In the end, I think Jane Bambauer has the best take on the issue when she says that "there are no close analogies in First Amendment precedent for internet platforms." Instead, "online platforms are their own free speech beast." And even if there are decent arguments for applying the Pruneyard line of cases to social media, it seems more likely than not that the Court will ultimately side with the strong editorial rights camp if and when it reviews the Texas and Florida laws. Kavanaugh showed his hand when he argued that the FCC's net neutrality rules violated ISPs' First Amendment rights. And Breyer, who was famously warm to forced carriage, has yielded his seat to Jackson, who I think is unlikely to vote to allow red states to force social media companies to carry racist, sexist, or homophobic speech.

Fortunately, for my purposes, I don't need to take a position on whether social media companies possess strong or weak editorial rights over their users' content. When it comes to viewpoint foreclosure—the ability to boot a person, viewpoint, or group from the internet entirely—the entities that have the power to effect such a result operate in a very different space than social media companies or any other website operators, for that matter.

As I'll explain in more detail in tomorrow's post, viewpoint foreclosure can occur only when those entities that operate the internet's core resources—the resources that make internet speech possible in the first place—start to delve into content moderation. Those resources include IP addresses, domain names, and the actual wires and airwaves that carry internet communications. Such providers operate at a far greater distance from actual expression on the internet, functioning more like phonebooks, telephone switches, and conduits. Neither courts nor the public are likely to attribute an internet troll's racist screed to the operator of subsea cables that carry his packets across the ocean any more than they would attribute the views expressed in an Antifa pamphlet to the utility companies that provide water and electricity to the premises where the pamphlet was printed. And it would seem that the operator of the .com registry has as much editorial interest in suspending a domain name associated with a controversial website as AT&T has in revoking a phone number used by a pro-Israel (or pro-Palestine) interest group. Which is to say, not much.

Imposing forced carriage on the entities that operate the internet's core functions would seem to satisfy both the strong editorial rights camp and the weak editorial rights camp. It would satisfy the weak rights camp because the greater includes the lesser. If the state can regulate websites like social media platforms, which operate close to actual user expression, then it can obviously regulate core intermediaries, which operate much further from that expression. And it would likely satisfy the strong rights camp because even those who take a broad view of editorial discretion draw a line when it comes to ISPs. Their embrace of net neutrality rules, which prevent ISPs from blocking access to websites or services they dislike, shows they don't believe that editorial rights should extend to all communications media, especially not to those that operate as mere "passive receptacle[s]."

Thus, whether or not the state can regulate content moderation where most moderation happens—namely, on websites like social media platforms—the First Amendment likely doesn't prevent the state from regulating "content moderation" at the hands of the internet's core intermediaries.
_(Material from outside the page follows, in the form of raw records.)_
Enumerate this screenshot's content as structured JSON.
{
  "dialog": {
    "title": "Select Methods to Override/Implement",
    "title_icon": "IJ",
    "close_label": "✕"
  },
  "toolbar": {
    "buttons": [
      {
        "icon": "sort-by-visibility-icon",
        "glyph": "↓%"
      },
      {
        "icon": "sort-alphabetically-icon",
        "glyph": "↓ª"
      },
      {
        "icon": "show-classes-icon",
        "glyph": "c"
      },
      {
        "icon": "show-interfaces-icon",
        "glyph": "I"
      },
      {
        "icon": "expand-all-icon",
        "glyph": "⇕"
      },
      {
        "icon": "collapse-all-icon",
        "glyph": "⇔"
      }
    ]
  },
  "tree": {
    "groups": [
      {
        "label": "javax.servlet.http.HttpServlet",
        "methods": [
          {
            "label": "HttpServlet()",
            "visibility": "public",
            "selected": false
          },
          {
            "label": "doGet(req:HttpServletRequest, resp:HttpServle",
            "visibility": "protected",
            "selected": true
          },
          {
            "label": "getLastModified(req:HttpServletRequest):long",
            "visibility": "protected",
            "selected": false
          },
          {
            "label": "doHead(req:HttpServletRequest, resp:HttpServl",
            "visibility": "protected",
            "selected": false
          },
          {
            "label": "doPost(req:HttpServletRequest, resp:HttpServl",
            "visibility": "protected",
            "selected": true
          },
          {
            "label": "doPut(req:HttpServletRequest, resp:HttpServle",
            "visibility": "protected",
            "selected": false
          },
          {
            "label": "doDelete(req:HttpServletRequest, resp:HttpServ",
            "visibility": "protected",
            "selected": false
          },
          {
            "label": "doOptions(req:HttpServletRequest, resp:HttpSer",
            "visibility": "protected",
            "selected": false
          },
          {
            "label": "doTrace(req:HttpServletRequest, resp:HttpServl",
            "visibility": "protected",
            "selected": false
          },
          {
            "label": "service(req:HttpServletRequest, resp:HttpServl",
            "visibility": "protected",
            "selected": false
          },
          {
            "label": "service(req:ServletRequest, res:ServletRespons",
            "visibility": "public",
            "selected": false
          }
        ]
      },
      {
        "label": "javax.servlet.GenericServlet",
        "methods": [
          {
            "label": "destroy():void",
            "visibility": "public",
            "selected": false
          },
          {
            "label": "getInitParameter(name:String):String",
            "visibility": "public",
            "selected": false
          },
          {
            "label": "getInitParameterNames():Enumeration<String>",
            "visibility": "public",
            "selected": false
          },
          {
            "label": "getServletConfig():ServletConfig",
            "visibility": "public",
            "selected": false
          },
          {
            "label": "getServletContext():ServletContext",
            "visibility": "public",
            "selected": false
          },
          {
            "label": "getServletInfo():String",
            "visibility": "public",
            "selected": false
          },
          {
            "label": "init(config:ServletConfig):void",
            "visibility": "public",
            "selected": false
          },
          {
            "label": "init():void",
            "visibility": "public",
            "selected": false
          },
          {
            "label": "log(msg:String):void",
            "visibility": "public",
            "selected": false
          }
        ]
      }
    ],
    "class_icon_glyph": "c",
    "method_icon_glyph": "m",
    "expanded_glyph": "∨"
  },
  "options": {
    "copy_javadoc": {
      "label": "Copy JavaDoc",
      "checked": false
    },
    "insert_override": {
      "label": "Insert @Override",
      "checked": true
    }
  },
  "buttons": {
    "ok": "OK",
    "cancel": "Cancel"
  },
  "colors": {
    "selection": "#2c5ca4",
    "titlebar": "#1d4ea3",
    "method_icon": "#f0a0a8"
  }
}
Administering foundational resources like IP addresses, domain names, and fiber lines seems far more akin to publishing a phonebook, providing a utility, or maintaining a pipe. And it's hard to argue that providing a pipe constitutes a speech act.